Component data from apps and pages:
·····

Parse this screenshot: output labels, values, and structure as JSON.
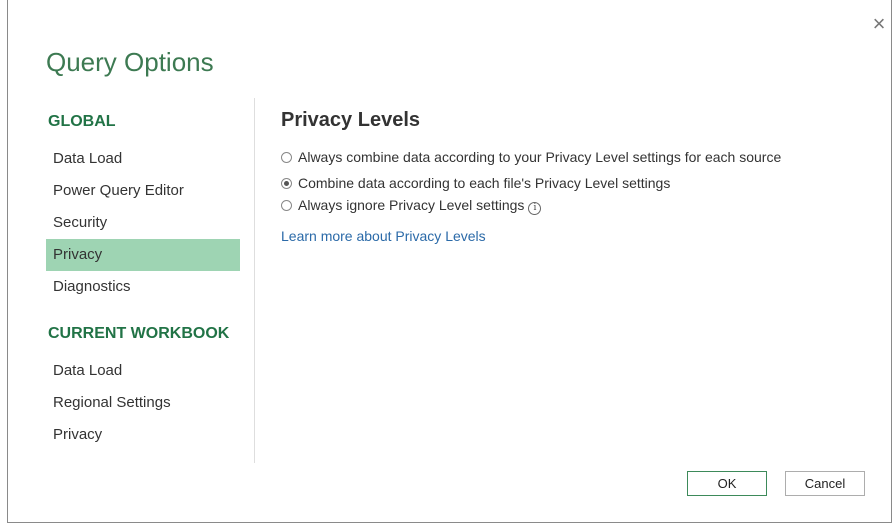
{
  "dialog": {
    "title": "Query Options",
    "close_symbol": "×"
  },
  "sidebar": {
    "global_header": "GLOBAL",
    "global_items": [
      {
        "label": "Data Load",
        "selected": false
      },
      {
        "label": "Power Query Editor",
        "selected": false
      },
      {
        "label": "Security",
        "selected": false
      },
      {
        "label": "Privacy",
        "selected": true
      },
      {
        "label": "Diagnostics",
        "selected": false
      }
    ],
    "workbook_header": "CURRENT WORKBOOK",
    "workbook_items": [
      {
        "label": "Data Load"
      },
      {
        "label": "Regional Settings"
      },
      {
        "label": "Privacy"
      }
    ]
  },
  "content": {
    "heading": "Privacy Levels",
    "options": [
      {
        "label": "Always combine data according to your Privacy Level settings for each source",
        "checked": false
      },
      {
        "label": "Combine data according to each file's Privacy Level settings",
        "checked": true
      },
      {
        "label": "Always ignore Privacy Level settings",
        "checked": false
      }
    ],
    "info_glyph": "i",
    "learn_more": "Learn more about Privacy Levels"
  },
  "buttons": {
    "ok": "OK",
    "cancel": "Cancel"
  },
  "colors": {
    "title_green": "#3d7a52",
    "section_green": "#217346",
    "selected_bg": "#9ed4b3",
    "link_blue": "#2b6aa8"
  }
}
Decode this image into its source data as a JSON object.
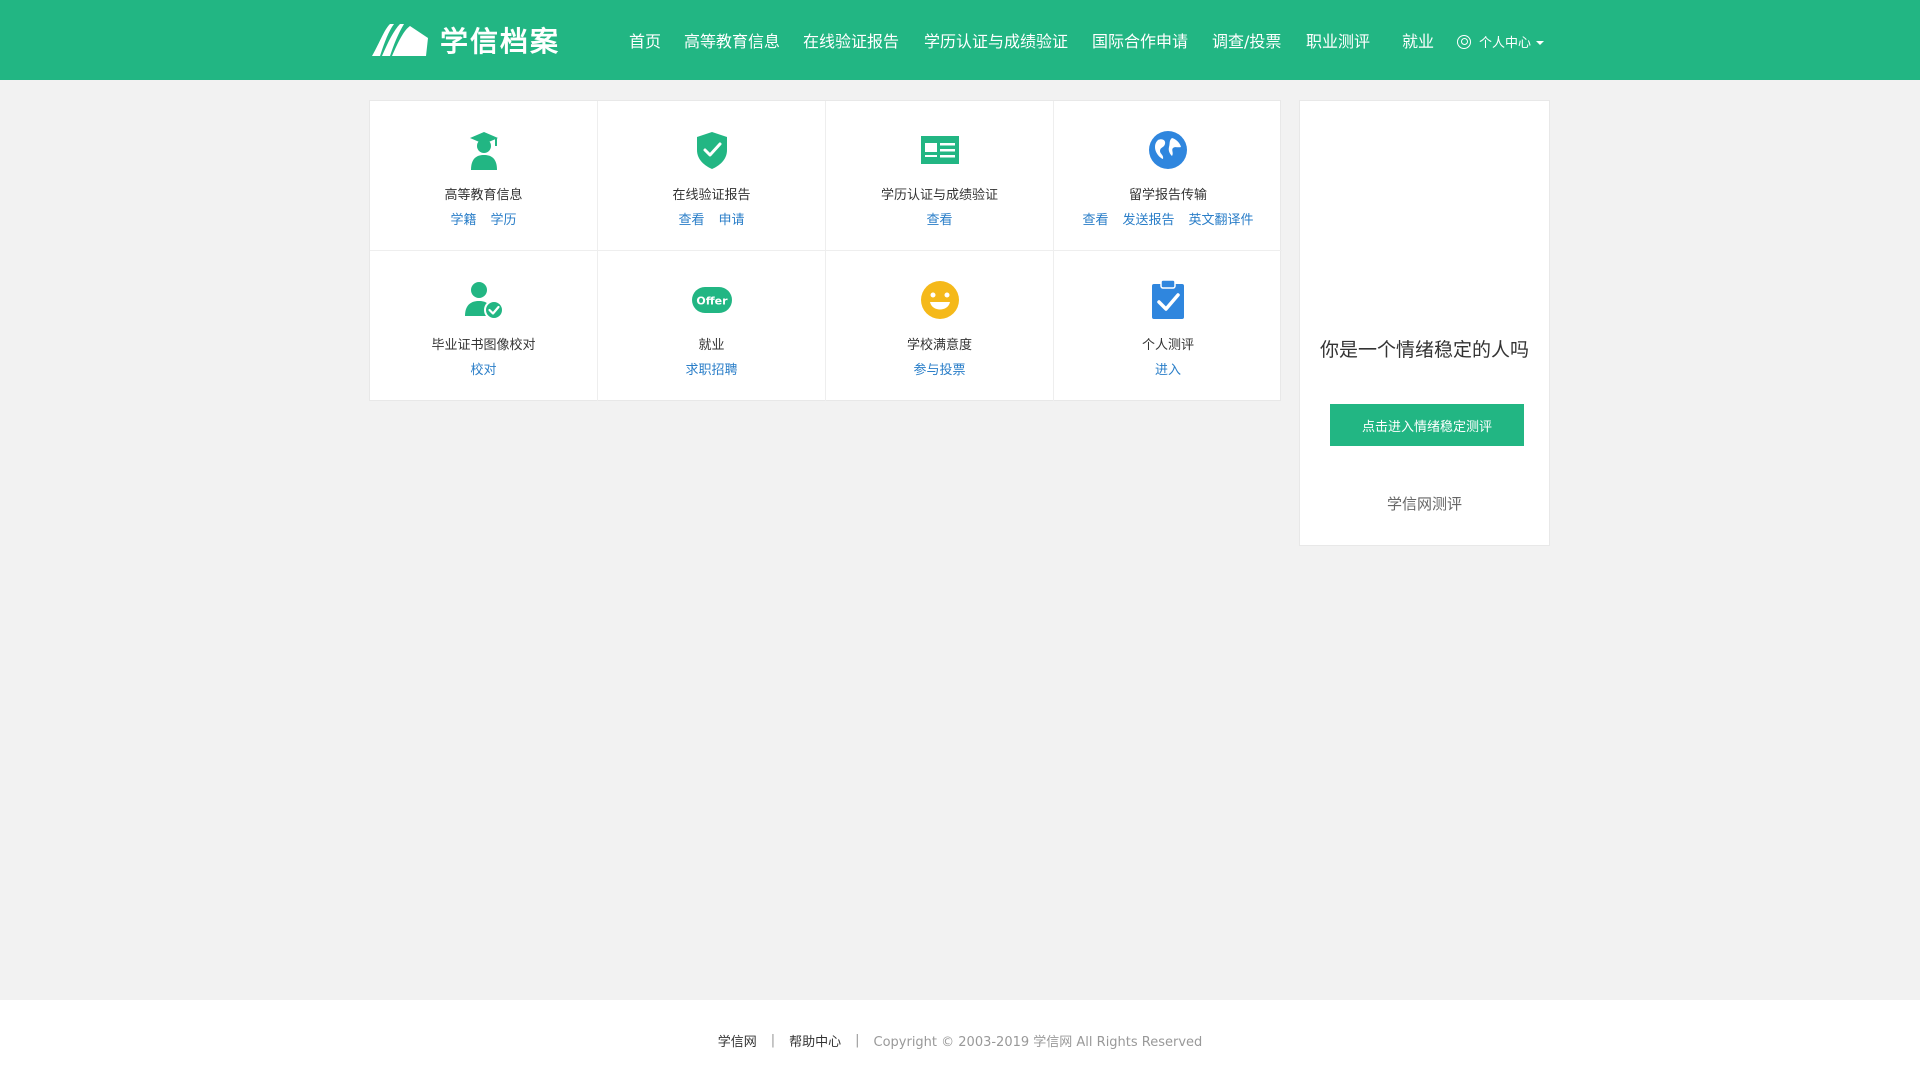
{
  "header": {
    "logo_text": "学信档案",
    "brand_color": "#22b683",
    "nav": [
      {
        "label": "首页"
      },
      {
        "label": "高等教育信息"
      },
      {
        "label": "在线验证报告"
      },
      {
        "label": "学历认证与成绩验证"
      },
      {
        "label": "国际合作申请"
      },
      {
        "label": "调查/投票"
      },
      {
        "label": "职业测评"
      },
      {
        "label": "就业"
      }
    ],
    "user_menu": "个人中心"
  },
  "services": [
    {
      "title": "高等教育信息",
      "icon": "graduate-icon",
      "links": [
        "学籍",
        "学历"
      ]
    },
    {
      "title": "在线验证报告",
      "icon": "shield-check-icon",
      "links": [
        "查看",
        "申请"
      ]
    },
    {
      "title": "学历认证与成绩验证",
      "icon": "id-card-icon",
      "links": [
        "查看"
      ]
    },
    {
      "title": "留学报告传输",
      "icon": "globe-icon",
      "links": [
        "查看",
        "发送报告",
        "英文翻译件"
      ]
    },
    {
      "title": "毕业证书图像校对",
      "icon": "user-check-icon",
      "links": [
        "校对"
      ]
    },
    {
      "title": "就业",
      "icon": "offer-icon",
      "icon_text": "Offer",
      "links": [
        "求职招聘"
      ]
    },
    {
      "title": "学校满意度",
      "icon": "smile-icon",
      "links": [
        "参与投票"
      ]
    },
    {
      "title": "个人测评",
      "icon": "clipboard-check-icon",
      "links": [
        "进入"
      ]
    }
  ],
  "side_panel": {
    "headline": "你是一个情绪稳定的人吗",
    "button": "点击进入情绪稳定测评",
    "brand": "学信网测评"
  },
  "footer": {
    "link1": "学信网",
    "link2": "帮助中心",
    "separator": "|",
    "copyright": "Copyright © 2003-2019 学信网 All Rights Reserved"
  }
}
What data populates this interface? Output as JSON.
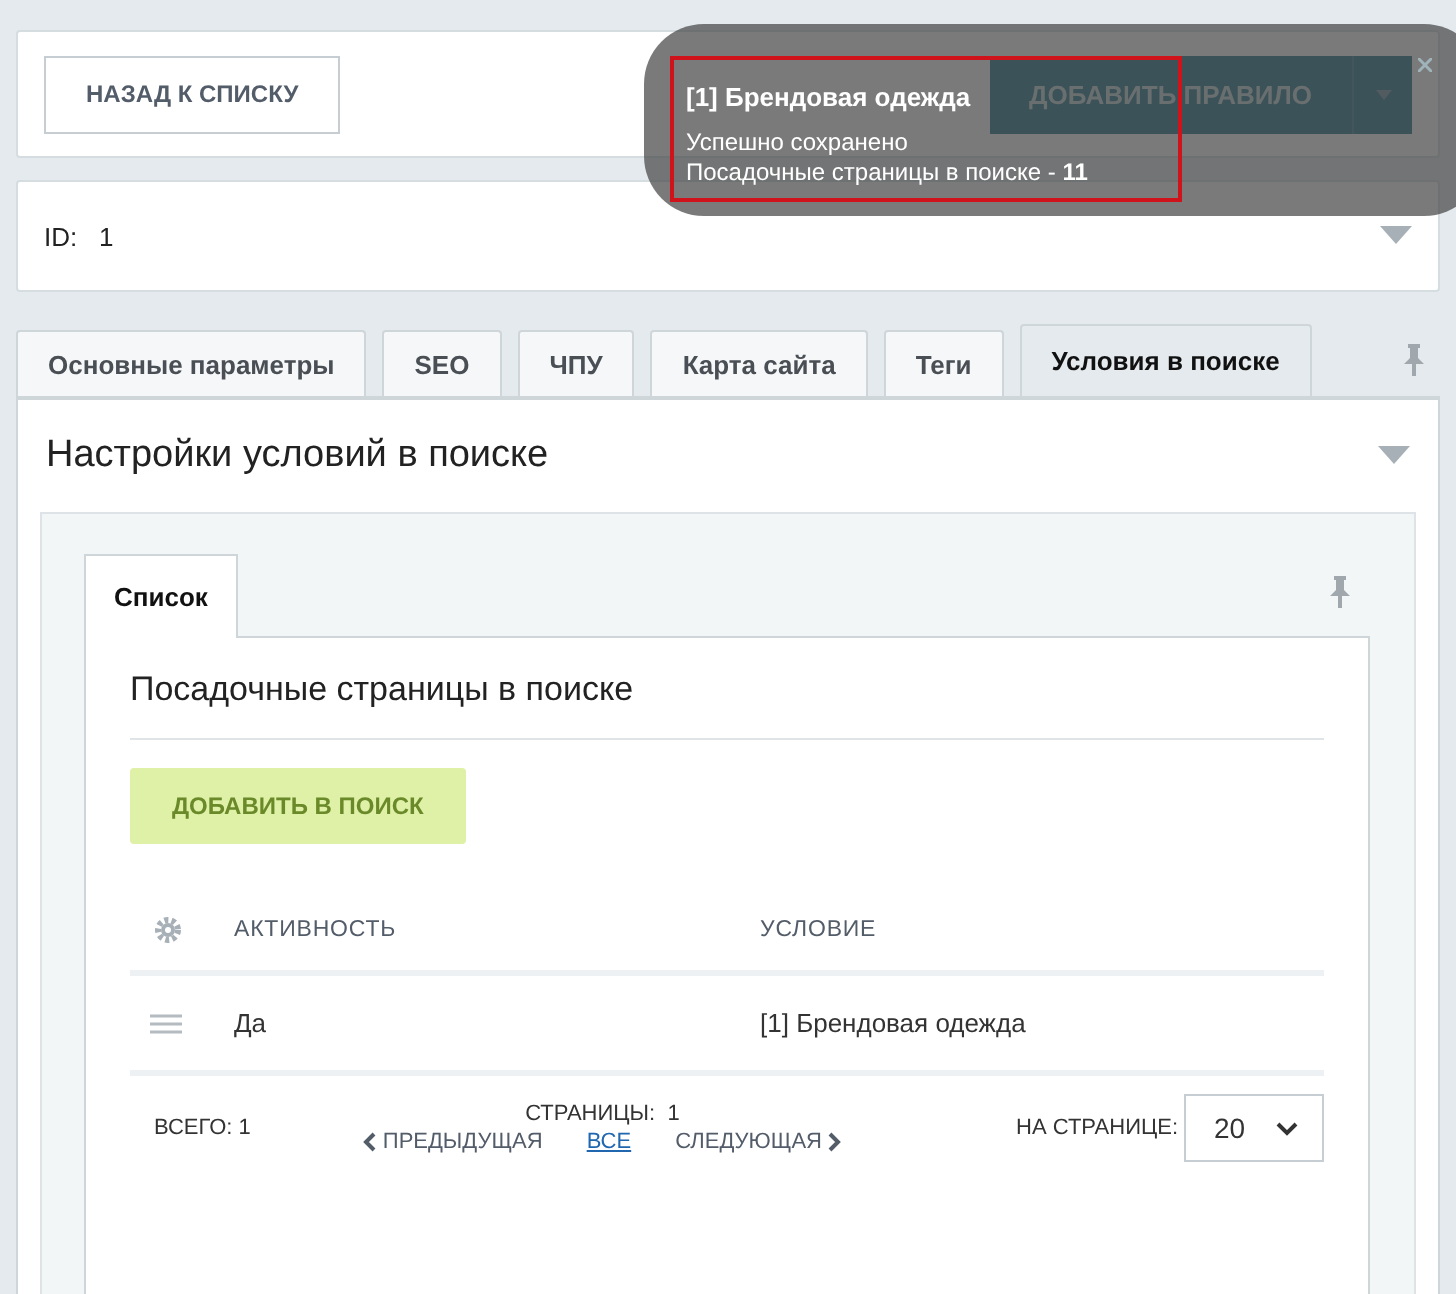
{
  "toolbar": {
    "back_button": "НАЗАД К СПИСКУ",
    "add_rule_button": "ДОБАВИТЬ ПРАВИЛО"
  },
  "notification": {
    "title": "[1] Брендовая одежда",
    "lines": [
      "Успешно сохранено",
      "Посадочные страницы в поиске - **11**"
    ],
    "highlighted": true
  },
  "id_field": {
    "label": "ID:",
    "value": "1"
  },
  "tabs": [
    {
      "label": "Основные параметры",
      "selected": false
    },
    {
      "label": "SEO",
      "selected": false
    },
    {
      "label": "ЧПУ",
      "selected": false
    },
    {
      "label": "Карта сайта",
      "selected": false
    },
    {
      "label": "Теги",
      "selected": false
    },
    {
      "label": "Условия в поиске",
      "selected": true
    }
  ],
  "section": {
    "title": "Настройки условий в поиске",
    "inner_tabs": [
      {
        "label": "Список",
        "selected": true
      }
    ],
    "list_title": "Посадочные страницы в поиске",
    "add_button": "ДОБАВИТЬ В ПОИСК",
    "table": {
      "columns": [
        "АКТИВНОСТЬ",
        "УСЛОВИЕ"
      ],
      "rows": [
        [
          "Да",
          "[1] Брендовая одежда"
        ]
      ]
    },
    "footer": {
      "total_label": "ВСЕГО:",
      "total": "1",
      "pages_label": "СТРАНИЦЫ:",
      "pages": "1",
      "prev": "ПРЕДЫДУЩАЯ",
      "all": "ВСЕ",
      "next": "СЛЕДУЮЩАЯ",
      "per_page_label": "НА СТРАНИЦЕ:",
      "per_page": "20"
    }
  }
}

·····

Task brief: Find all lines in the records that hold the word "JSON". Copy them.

Exercise result:
Parse this screenshot: output labels, values, and structure as JSON.
Decode this image into its source data as a JSON object.
What data populates this interface? Output as JSON.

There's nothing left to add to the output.